Gustavo Arellano: It's almost 65 years old. Yet, "Southern California: An Island on the Land" is far from dated. In fact, it remains the best guidebook to our twisted, mysterious paradise ever written, and one I will read for the fifth time this summer.
Its author, Carey McWilliams, is best known nationally as a longtime editor of The Nation Magazine. But as a young man, McWilliams was a crusading journalist in California, and "Southern California," the book, was a regional memoir of sorts, written just a couple of years before he left for the East Coast.
In the book, McWilliams describes in marvelous prose a Southern California that remains, even decades after his writings: The numerous religious movements, the outstanding talent of boosters to self-mythologize, the skeletons in our closet scratching to get out and our eternal distrust of Mexicans.

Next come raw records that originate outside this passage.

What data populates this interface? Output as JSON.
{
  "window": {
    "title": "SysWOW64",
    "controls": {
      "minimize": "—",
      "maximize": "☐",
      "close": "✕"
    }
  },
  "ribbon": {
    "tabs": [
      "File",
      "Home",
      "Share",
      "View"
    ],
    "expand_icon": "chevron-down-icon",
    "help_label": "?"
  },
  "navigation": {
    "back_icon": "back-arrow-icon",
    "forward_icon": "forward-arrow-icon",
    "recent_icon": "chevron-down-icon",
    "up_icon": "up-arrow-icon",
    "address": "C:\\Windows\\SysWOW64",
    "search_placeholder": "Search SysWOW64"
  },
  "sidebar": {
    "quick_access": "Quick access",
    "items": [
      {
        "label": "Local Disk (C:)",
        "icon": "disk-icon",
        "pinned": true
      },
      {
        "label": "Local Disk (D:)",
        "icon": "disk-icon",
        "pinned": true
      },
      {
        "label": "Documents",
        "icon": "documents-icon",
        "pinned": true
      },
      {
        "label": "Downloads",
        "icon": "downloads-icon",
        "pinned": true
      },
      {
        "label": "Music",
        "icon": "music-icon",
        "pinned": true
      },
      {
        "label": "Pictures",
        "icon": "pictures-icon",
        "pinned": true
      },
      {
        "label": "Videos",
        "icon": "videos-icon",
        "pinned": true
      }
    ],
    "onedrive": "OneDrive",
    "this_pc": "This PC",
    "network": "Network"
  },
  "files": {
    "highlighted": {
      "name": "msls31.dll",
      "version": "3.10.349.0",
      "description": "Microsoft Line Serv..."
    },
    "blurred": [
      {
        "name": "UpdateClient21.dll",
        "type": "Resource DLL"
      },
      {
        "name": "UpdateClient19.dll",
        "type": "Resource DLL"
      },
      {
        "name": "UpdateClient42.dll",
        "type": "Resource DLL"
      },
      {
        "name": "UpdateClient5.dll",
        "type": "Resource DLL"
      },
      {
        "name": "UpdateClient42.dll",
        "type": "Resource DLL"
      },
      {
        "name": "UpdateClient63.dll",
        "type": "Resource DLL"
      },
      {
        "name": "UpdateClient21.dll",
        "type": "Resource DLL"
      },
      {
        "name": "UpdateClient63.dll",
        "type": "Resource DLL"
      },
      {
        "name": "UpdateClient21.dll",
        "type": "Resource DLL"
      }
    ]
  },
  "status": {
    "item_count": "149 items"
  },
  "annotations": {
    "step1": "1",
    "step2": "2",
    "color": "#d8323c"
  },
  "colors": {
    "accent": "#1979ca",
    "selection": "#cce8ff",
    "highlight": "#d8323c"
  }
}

The observations make the title of his biography, "American Prophet," more fact than bombast.
One passage, in particular, rings truer now than ever before. In a chapter on Southern California's massive citrus industry, he recalled how the power structure in Orange County reacted when Mexican orange pickers tried to unionize. Roundups, deportations, public demonizing -- sound familiar?
McWilliams wrote he was astonished, "in discovering how quickly social power could crystallize into an expression of arrogant brutality in these lovely, seemingly placid, outwardly Christian communities."
"Southern California: An Island on the Land" encapsulates our legendary sunshine -- its beauty, its danger, its everything.
Ryssdal: Gustavo Arellano writes the syndicated column "Ask a Mexican." Tell us what you're reading this summer. Go ahead and post those recommendations and reviews in a comment.